* [Task prompt]: Each entry must be duplicated precisely, with nothing left out.

App and web page records:
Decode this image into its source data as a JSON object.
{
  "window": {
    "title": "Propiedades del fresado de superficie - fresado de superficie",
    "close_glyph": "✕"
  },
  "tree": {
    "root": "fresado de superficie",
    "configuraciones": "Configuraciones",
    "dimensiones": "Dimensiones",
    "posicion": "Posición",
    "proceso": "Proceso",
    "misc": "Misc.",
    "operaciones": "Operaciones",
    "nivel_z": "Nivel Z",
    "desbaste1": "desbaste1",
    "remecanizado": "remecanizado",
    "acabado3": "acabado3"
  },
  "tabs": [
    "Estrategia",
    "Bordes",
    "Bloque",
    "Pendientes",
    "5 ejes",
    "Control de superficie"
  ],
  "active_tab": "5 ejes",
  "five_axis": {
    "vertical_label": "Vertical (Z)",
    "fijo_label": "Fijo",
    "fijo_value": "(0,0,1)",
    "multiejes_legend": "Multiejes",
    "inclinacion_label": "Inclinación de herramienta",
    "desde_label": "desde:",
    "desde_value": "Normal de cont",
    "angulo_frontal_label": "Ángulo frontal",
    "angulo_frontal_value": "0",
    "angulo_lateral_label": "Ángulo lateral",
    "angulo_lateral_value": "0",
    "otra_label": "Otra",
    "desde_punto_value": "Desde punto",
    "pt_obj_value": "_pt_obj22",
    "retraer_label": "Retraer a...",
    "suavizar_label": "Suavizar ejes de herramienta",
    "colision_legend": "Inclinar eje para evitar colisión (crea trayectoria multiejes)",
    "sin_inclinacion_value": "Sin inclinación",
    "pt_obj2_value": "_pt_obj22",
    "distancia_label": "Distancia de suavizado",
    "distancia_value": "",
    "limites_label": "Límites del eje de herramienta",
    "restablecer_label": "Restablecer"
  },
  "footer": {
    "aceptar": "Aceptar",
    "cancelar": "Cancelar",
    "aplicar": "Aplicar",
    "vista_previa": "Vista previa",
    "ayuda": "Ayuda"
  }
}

* [Exercise result]:
Decode this image into its source data as a JSON object.
{
  "window": {
    "title": "Propiedades del fresado de superficie - fresado de superficie",
    "close_glyph": "✕"
  },
  "tree": {
    "root": "fresado de superficie",
    "configuraciones": "Configuraciones",
    "dimensiones": "Dimensiones",
    "posicion": "Posición",
    "proceso": "Proceso",
    "misc": "Misc.",
    "operaciones": "Operaciones",
    "nivel_z": "Nivel Z",
    "desbaste1": "desbaste1",
    "remecanizado": "remecanizado",
    "acabado3": "acabado3"
  },
  "tabs": [
    "Estrategia",
    "Bordes",
    "Bloque",
    "Pendientes",
    "5 ejes",
    "Control de superficie"
  ],
  "active_tab": "5 ejes",
  "five_axis": {
    "vertical_label": "Vertical (Z)",
    "fijo_label": "Fijo",
    "fijo_value": "(0,0,1)",
    "multiejes_legend": "Multiejes",
    "inclinacion_label": "Inclinación de herramienta",
    "desde_label": "desde:",
    "desde_value": "Normal de cont",
    "angulo_frontal_label": "Ángulo frontal",
    "angulo_frontal_value": "0",
    "angulo_lateral_label": "Ángulo lateral",
    "angulo_lateral_value": "0",
    "otra_label": "Otra",
    "desde_punto_value": "Desde punto",
    "pt_obj_value": "_pt_obj22",
    "retraer_label": "Retraer a...",
    "suavizar_label": "Suavizar ejes de herramienta",
    "colision_legend": "Inclinar eje para evitar colisión (crea trayectoria multiejes)",
    "sin_inclinacion_value": "Sin inclinación",
    "pt_obj2_value": "_pt_obj22",
    "distancia_label": "Distancia de suavizado",
    "distancia_value": "",
    "limites_label": "Límites del eje de herramienta",
    "restablecer_label": "Restablecer"
  },
  "footer": {
    "aceptar": "Aceptar",
    "cancelar": "Cancelar",
    "aplicar": "Aplicar",
    "vista_previa": "Vista previa",
    "ayuda": "Ayuda"
  }
}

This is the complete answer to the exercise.